Game over. And, if the Rangers lose Saturday and exit the series, this could become Marian Gaborik’s “Joe Pisarcik” moment.
What a nice interview question for your next marketing manager candidate. Show him or her a video replay, then ask: What two mental mistakes did Marian Gaborik make on the play?
Here is what you should hear.
Gaborik reacted as most players are taught to – a loose puck in front of a goalie should be swept away. But Gaborik’s first mental mistake was not adjusting to the environment at hand. With a better sense of awareness, he would have seen Lundqvist was on his way out to, freely and clearly, cover the puck. One more second, and the whistle would have blown for a faceoff.
Awareness and confidence, not only in his goalie, but in himself, would have changed his decision.
Mistake #2 came when Gaborik opted to swat the puck randomly. He plainly did not keep Chimera in his actual sight, or in his mental sight (“I don’t see him, but based on where I saw him last he is probably standing at the goal mouth.”). That’s what it means when someone says “heads up” play. Gaborik’s move was one of desperation.

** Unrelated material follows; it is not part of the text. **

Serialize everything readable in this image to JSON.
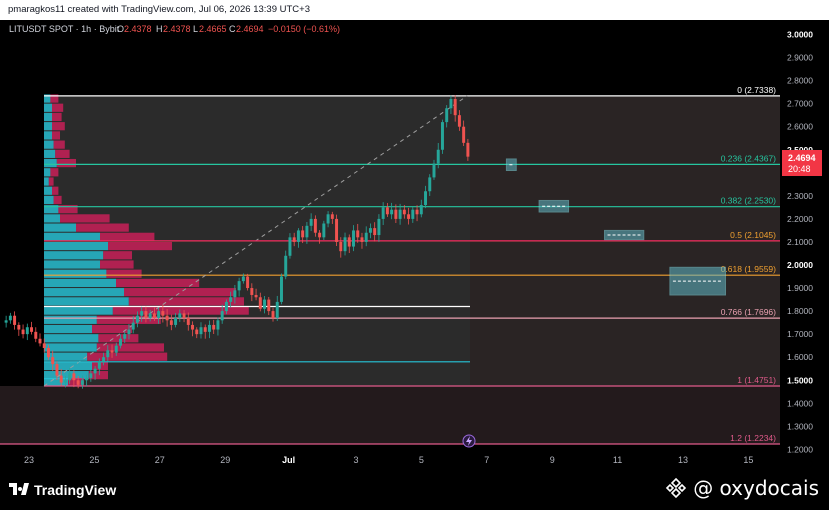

If your interview candidate doesn’t catch mistake #1, that says he or she may be too much of a rigid thinker for your organization, unable to adjust to new information. If he or she doesn’t catch mistake #2, that indicates your candidate won’t be much of an asset to help you think ahead one or two steps.